Create Space: Build Room for the New

It seems that as I age, I accumulate more projects, relationships, tasks, hobbies, and responsibilities. I suppose that is a component of growth – getting more. I work to be in a continuous state of gratitude for the things that I have. And consciously curate the people, places, and things that enter my life, in order to build a life aligned with my intentions.

For some reason (in the West) busy and more are the pillars for being “better”. Whether in business, relationships, athletics, spirituality, etc. We are DOers, accumulators, consumers.

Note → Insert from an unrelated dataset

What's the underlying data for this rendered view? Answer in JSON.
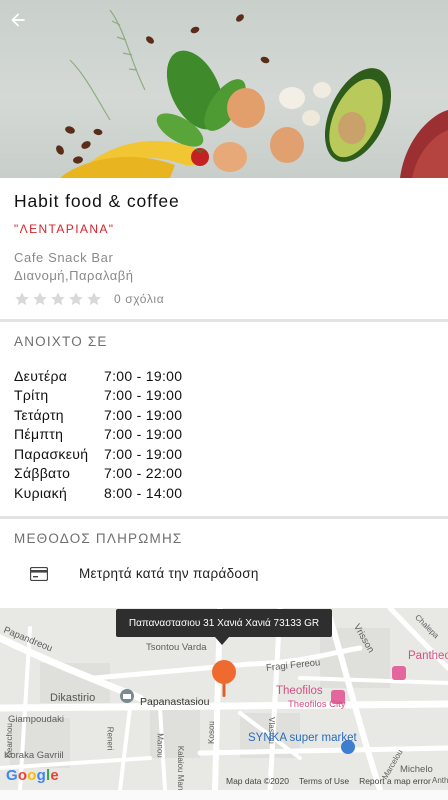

It has only been recently that I have realized the importance of creating the void. The space where nothing lies. It is only in the space of nothing, that something can arise. If our lives are so full of the “somethings” from our life up until this point, where do we put the “somethings” for our life going forward? If my calendar is full of my current projects, training sessions, hobbies, and practices, where can I piece in the new ones I discover?

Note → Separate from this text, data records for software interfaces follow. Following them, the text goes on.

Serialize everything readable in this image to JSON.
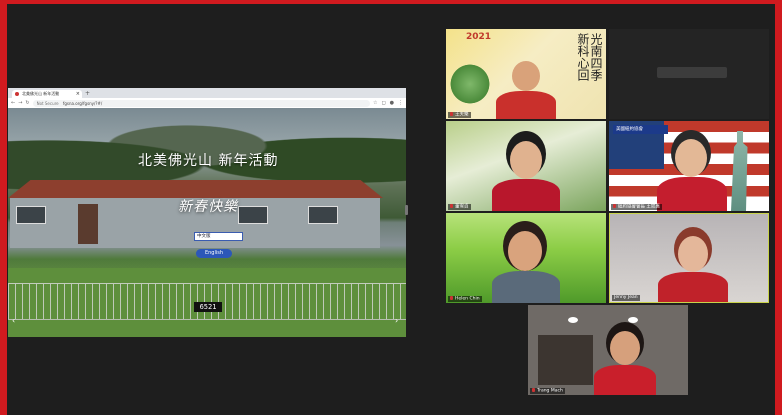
{
  "browser": {
    "tab_title": "北美佛光山 新年活動",
    "new_tab": "+",
    "url_prefix": "Not Secure",
    "url": "fgsna.org/fgsny/?#/"
  },
  "site": {
    "title": "北美佛光山  新年活動",
    "greeting": "新春快樂",
    "chinese_button": "中文版",
    "english_button": "English",
    "visit_counter": "6521"
  },
  "participants": [
    {
      "name": "王天樂",
      "poster_year": "2021",
      "poster_text": "光南四季 新科心回"
    },
    {
      "name": ""
    },
    {
      "name": "董雪貞"
    },
    {
      "name": "紐約協會會長 王如惠",
      "banner": "美國紐約協會"
    },
    {
      "name": "Helen Chin"
    },
    {
      "name": "Jenny Jean"
    },
    {
      "name": "Trang Mach"
    }
  ],
  "colors": {
    "frame": "#d01a1f",
    "active_speaker": "#c9d34a"
  }
}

I used to view blank spaces in my calendar and unproductive, lazy, or unambitious. Now, I see them as the most disciplined block of my day. The time I consciously choose nothing. Where I listen to what’s “out there” or even “in here”.

 

I challenge those close to me to do the following:

  • Take a long car ride without a podcast, audiobook, or Spotify, just listen. Let your mind wander.
  • Remove the relationship that no longer serves you or those around you. Dating for the sake of dating only keeps you busy and creates a barrier between you and the one you are truly meant for. Create space for a new person, a new practice, or a new you.
  • Block a section of your day when the phone is off, your disconnected from WiFi, and create something.

It is impossible to fill a cup with something new until it has been emptied. Empty your cup.

The Obstacle is The Way (For The Most Part)

Obstacles and roadblocks in life are usually not enjoyable, but they help you grow and mature. Whether you’re going through physical strain of a 10 minute workout, spiritual instability of a 4 hour psychedelic journey, or emotional discomfort over 6 months of litigation, the result is more often than not a better, stronger, and more resilient person.

 

It’s commonly known that exercising the body will help you become a physically stronger person. However it’s less common to think about the mind as a muscle — something that needs obstacles to grow. And it’s even less common to think about the spirit in that way, too.

 

One of my mantras in life is to constantly grow so that I can remain healthy and at peace. Life tends to be easier and more enjoyable when I am resilient, and my most rewarding experiences usually come from hard work set forth to overcome obstacles.

 

For those reasons, I constantly train and challenge my mind, body, and spirit through conscious decisions to choose discomfort.

 

When you choose discomfort over and over again, you get more comfortable with being not comfortable – physically, mentally, and emotionally. You build thicker skin, a tougher personality, and gain a better perspective on the world.

 

A few examples on how I do this:

  • I train my body and mind with exercises that involve both physical and cognitive function. Those usually include strength, balance and accuracy.
  • I also train my body and mind with cold showers, saunas and cold plunges.
  • I train my spirit by being committed to my marriage, my business, and raising my child, and through shamanic journeys that involve plant medicine.

 

Please keep in my mind that I don’t recommend putting yourself in danger, but to consciously choose discomfort with clear intentions that help you grow.

 

Note: I have borrowed The Obstacle is The Way as a mantra from Ryan Holiday, author of The Obstacle is The Way. In this book, Ryan Holiday shows how some of the most successful people in history — from John D. Rockefeller to Amelia Earhart to Ulysses S. Grant to Steve Jobs — turned new obstacles into opportunities to get better, stronger, and tougher.